▸ **Source material**:
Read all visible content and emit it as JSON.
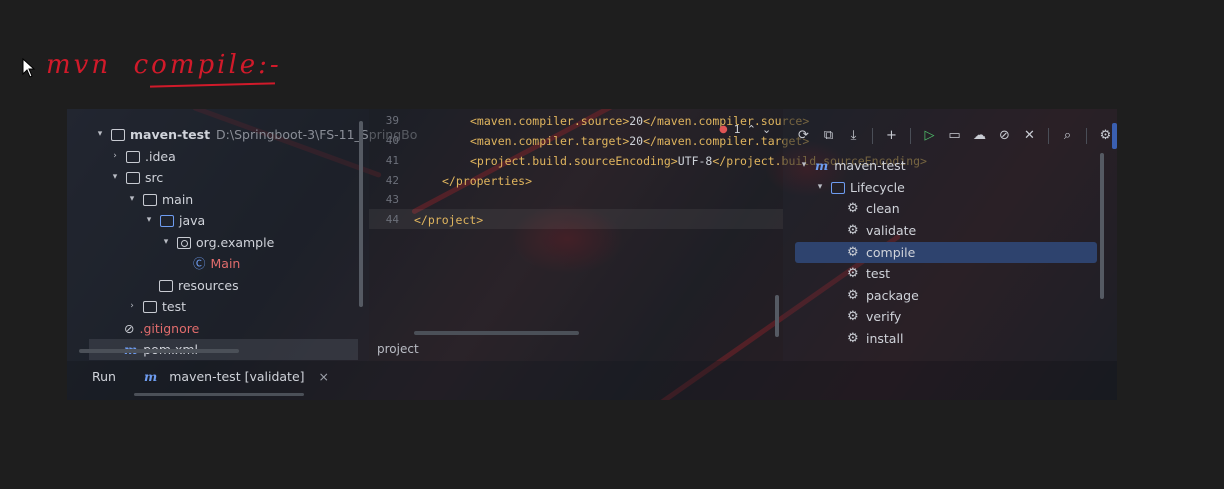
{
  "annotation": {
    "text": "mvn  compile:-",
    "color": "#d11a2a"
  },
  "project_tree": [
    {
      "label": "maven-test",
      "path": "D:\\Springboot-3\\FS-11_SpringBo",
      "kind": "module",
      "expanded": true
    },
    {
      "label": ".idea",
      "kind": "folder",
      "expanded": false
    },
    {
      "label": "src",
      "kind": "folder",
      "expanded": true
    },
    {
      "label": "main",
      "kind": "folder",
      "expanded": true
    },
    {
      "label": "java",
      "kind": "source-folder",
      "expanded": true
    },
    {
      "label": "org.example",
      "kind": "package",
      "expanded": true
    },
    {
      "label": "Main",
      "kind": "class"
    },
    {
      "label": "resources",
      "kind": "resources-folder"
    },
    {
      "label": "test",
      "kind": "folder",
      "expanded": false
    },
    {
      "label": ".gitignore",
      "kind": "ignored-file"
    },
    {
      "label": "pom.xml",
      "kind": "maven-file"
    }
  ],
  "editor": {
    "line_numbers": [
      "39",
      "40",
      "41",
      "42",
      "43",
      "44"
    ],
    "lines": [
      {
        "tag_open": "<maven.compiler.source>",
        "text": "20",
        "tag_close": "</maven.compiler.source>"
      },
      {
        "tag_open": "<maven.compiler.target>",
        "text": "20",
        "tag_close": "</maven.compiler.target>"
      },
      {
        "tag_open": "<project.build.sourceEncoding>",
        "text": "UTF-8",
        "tag_close": "</project.build.sourceEncoding>"
      },
      {
        "tag_open": "</properties>",
        "text": "",
        "tag_close": ""
      },
      {
        "tag_open": "",
        "text": "",
        "tag_close": ""
      },
      {
        "tag_open": "</project>",
        "text": "",
        "tag_close": ""
      }
    ],
    "inspection_count": "1",
    "breadcrumb": "project"
  },
  "maven_panel": {
    "toolbar_icons": [
      "reload-icon",
      "generate-sources-icon",
      "download-icon",
      "add-icon",
      "run-icon",
      "execute-goal-icon",
      "offline-icon",
      "skip-tests-icon",
      "collapse-icon",
      "analyze-dependencies-icon",
      "settings-icon"
    ],
    "project": "maven-test",
    "lifecycle_label": "Lifecycle",
    "goals": [
      "clean",
      "validate",
      "compile",
      "test",
      "package",
      "verify",
      "install"
    ],
    "selected_goal": "compile"
  },
  "run_bar": {
    "title": "Run",
    "tab_label": "maven-test [validate]",
    "close_symbol": "×"
  },
  "colors": {
    "accent_blue": "#6e9cf0",
    "selection": "#2e436e",
    "error_red": "#e06c6c",
    "run_green": "#4fbf6b"
  }
}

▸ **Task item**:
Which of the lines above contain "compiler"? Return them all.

▸ **Final answer**:
        "tag_open": "<maven.compiler.source>",
        "tag_close": "</maven.compiler.source>"
        "tag_open": "<maven.compiler.target>",
        "tag_close": "</maven.compiler.target>"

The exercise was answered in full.